My first day in Scotland got off to a bit of a shaky start. My flight was late leaving Calgary and so I missed my connection in Amsterdam. Three hours late landing in Edinburgh, I was lucky to be only 30 minutes late for my first appointment. Glenturret was officially founded in 1775; making it Scotlandâ€™s oldest distillery, though there is evidence that distilling has been taking place on the site since 1717. Yet as noteworthy as this is, Glenturret is one of Scotland most obscure distilleries, because the lionâ€™s share of its production goes into blended whisky, mainly Low Flyer, AKA the Famous Grouse. Famous Grouse is Scotlandâ€™s best-selling Scotch whisky, and Glenturret is the distilleryâ€™s spiritual home.
The distillery was closed from 1921 through 1957 when it was reopened and largely rebuilt. Curiously for the home of one of the worldâ€™s best-selling Scotch whiskies, the distillery only produces 148,000L making it one of Scotlandâ€™s smallest. The stills are relatively large, crammed into small old buildings. In January 2009 the distillery started working with some heavily peated malt. The specifications are for the barley to be peated to between 80 and 120ppm phenols, and the resulting spirit is called Ruaidh Maor (named for a hunting lodge at Loch Turret) to differentiate it from the regular Glenturret. Burns is said to have written a poem at Ruaidh Maor.
The distillery is currently having a contest to name its new distillery cat. The kitten sleeps in the still room on a special litter. One of its predecessors, Towser, ruled the roost at Glenturret for nearly 24 years from 1963 through 1987. She was reckoned to have killed 28,899 mice over her lifetime earning a Guinness Book of World Records title for World Moussing Champion.
The distillery sits on some beautiful grounds next to the River Turret. While it has gone through a series of major refurbishments and upgrades over its 240 years some of the original buildings survive. The distillery has some creative interactive exhibits as part of the Famous Grouse Experience, a tastingroom, a well-run cafÃ© and a nicely-appointed shop. No wonder it attracts more than 100,000 visitors a year, making it one of Scotlandâ€™s most appointed distilleries.

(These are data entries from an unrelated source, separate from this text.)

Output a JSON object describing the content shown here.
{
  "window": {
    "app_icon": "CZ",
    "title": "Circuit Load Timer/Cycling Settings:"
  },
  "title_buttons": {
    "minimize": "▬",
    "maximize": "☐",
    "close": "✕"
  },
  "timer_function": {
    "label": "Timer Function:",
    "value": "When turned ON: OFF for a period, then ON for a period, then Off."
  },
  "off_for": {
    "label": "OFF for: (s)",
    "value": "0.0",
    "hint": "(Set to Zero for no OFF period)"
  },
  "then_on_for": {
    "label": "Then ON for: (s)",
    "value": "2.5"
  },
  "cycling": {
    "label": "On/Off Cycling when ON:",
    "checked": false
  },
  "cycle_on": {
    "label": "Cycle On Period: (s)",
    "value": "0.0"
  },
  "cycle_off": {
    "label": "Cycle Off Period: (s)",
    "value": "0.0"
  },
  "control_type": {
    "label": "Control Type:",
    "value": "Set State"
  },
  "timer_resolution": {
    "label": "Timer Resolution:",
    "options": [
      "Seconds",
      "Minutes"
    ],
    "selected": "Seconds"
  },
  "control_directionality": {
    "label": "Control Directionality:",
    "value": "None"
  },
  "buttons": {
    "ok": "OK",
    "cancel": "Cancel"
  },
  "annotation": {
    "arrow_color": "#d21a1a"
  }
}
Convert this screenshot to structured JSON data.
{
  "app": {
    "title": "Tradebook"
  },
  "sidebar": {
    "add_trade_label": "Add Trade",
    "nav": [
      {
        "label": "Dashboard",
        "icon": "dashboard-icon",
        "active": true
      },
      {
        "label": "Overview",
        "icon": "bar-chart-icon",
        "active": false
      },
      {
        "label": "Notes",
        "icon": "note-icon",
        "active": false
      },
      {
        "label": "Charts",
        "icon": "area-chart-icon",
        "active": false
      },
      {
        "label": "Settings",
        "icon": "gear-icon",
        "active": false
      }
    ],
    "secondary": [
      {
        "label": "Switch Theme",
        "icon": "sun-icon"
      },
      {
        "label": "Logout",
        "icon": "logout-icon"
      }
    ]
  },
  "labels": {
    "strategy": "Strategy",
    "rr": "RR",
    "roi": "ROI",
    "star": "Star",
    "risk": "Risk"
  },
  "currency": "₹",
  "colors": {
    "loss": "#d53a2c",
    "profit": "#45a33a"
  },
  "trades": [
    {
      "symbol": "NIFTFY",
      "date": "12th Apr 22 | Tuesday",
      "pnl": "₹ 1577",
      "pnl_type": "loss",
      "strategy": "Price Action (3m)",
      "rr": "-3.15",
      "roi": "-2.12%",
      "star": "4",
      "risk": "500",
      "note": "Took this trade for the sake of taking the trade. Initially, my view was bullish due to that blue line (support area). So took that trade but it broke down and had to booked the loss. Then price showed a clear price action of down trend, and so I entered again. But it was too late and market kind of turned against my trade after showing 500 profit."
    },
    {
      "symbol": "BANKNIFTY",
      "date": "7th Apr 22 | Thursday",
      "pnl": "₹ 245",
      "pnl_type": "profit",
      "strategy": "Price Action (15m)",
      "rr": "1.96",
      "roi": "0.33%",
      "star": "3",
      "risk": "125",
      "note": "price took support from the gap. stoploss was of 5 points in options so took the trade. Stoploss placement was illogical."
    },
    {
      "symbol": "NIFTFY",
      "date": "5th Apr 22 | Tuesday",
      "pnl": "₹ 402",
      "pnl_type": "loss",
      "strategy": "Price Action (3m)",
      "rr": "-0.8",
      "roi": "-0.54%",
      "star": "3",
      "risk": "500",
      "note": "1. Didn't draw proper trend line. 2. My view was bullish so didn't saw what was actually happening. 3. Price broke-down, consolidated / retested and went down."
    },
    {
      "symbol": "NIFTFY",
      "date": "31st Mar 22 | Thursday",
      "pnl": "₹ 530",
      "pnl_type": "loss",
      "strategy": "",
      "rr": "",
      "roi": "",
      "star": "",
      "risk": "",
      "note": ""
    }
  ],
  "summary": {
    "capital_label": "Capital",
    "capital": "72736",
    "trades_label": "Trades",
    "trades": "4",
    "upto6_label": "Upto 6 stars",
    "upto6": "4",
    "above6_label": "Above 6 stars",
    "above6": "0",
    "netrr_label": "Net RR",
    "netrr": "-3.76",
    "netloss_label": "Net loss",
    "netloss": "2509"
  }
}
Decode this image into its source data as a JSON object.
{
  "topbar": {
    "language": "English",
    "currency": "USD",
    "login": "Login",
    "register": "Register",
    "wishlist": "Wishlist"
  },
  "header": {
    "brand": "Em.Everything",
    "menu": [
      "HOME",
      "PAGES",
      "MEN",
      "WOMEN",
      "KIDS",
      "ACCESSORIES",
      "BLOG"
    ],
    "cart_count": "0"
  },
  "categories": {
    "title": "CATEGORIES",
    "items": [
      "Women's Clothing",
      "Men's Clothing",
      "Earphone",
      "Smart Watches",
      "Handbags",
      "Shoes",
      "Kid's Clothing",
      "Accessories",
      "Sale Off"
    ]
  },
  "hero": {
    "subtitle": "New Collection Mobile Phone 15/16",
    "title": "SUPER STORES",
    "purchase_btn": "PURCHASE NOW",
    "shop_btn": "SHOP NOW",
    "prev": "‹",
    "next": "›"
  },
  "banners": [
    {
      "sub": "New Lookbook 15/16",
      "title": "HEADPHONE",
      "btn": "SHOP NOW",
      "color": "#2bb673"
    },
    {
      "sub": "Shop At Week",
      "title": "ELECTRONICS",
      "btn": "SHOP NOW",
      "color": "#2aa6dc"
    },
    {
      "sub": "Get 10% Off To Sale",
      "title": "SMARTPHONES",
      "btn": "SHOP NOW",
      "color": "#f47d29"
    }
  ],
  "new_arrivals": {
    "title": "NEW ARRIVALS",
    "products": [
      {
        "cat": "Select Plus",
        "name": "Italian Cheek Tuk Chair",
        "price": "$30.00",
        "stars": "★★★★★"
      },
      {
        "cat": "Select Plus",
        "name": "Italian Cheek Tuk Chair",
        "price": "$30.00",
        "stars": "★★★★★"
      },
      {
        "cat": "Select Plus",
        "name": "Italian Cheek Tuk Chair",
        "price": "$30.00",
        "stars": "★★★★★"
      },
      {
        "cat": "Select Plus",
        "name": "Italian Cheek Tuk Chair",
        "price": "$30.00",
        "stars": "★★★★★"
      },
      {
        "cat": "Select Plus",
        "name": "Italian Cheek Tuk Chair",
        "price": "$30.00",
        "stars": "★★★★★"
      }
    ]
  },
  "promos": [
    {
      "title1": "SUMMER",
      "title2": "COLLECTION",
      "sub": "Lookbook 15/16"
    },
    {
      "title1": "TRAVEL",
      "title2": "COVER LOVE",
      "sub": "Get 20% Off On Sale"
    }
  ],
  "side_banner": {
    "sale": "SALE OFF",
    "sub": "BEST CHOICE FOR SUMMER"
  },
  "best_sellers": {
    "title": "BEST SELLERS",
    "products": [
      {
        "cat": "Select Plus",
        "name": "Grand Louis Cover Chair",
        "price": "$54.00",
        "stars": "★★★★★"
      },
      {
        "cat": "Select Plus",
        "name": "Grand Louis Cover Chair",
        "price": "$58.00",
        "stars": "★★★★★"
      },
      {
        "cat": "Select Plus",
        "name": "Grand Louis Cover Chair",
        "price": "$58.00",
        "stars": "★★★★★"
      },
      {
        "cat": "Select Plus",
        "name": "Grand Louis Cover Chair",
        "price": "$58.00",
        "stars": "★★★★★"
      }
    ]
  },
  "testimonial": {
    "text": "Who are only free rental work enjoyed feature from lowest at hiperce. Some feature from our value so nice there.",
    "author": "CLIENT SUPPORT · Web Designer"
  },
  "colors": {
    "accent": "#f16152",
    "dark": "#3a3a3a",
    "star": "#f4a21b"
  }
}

- Famous Grouse 30 Year â€“ 40% – My Tasting Note: Nose: very toffeeâ€™d and fruity and a touch tropical; Palate: soft, fruity and grainy with soft fruits and oily grain with subtle peat and floral notes with dark fruit and chocolate; Finish: more chocolate and dried fruit with oils and malt.
- Naked Grouse â€“ 40% – My Tasting Note: Nose: toffee, fudge and honey, citric sugars and something medicinal with some dark fruit; Palate: very soft and very grainy with some sherry notes that eventually shine through: spices and dark fruit; Finish: grainy and oily.
- Black Grouse Alpha Edition â€“ 40% – Employs more mature peated malts. – My Tasting Note: Nose: distinct signs of peat, malt, honey, toffee and late dark peat; Palate: peaty malt balanced with oily grain notes with a backdrop of dark fruit; Finish: more peated malt and oily grain.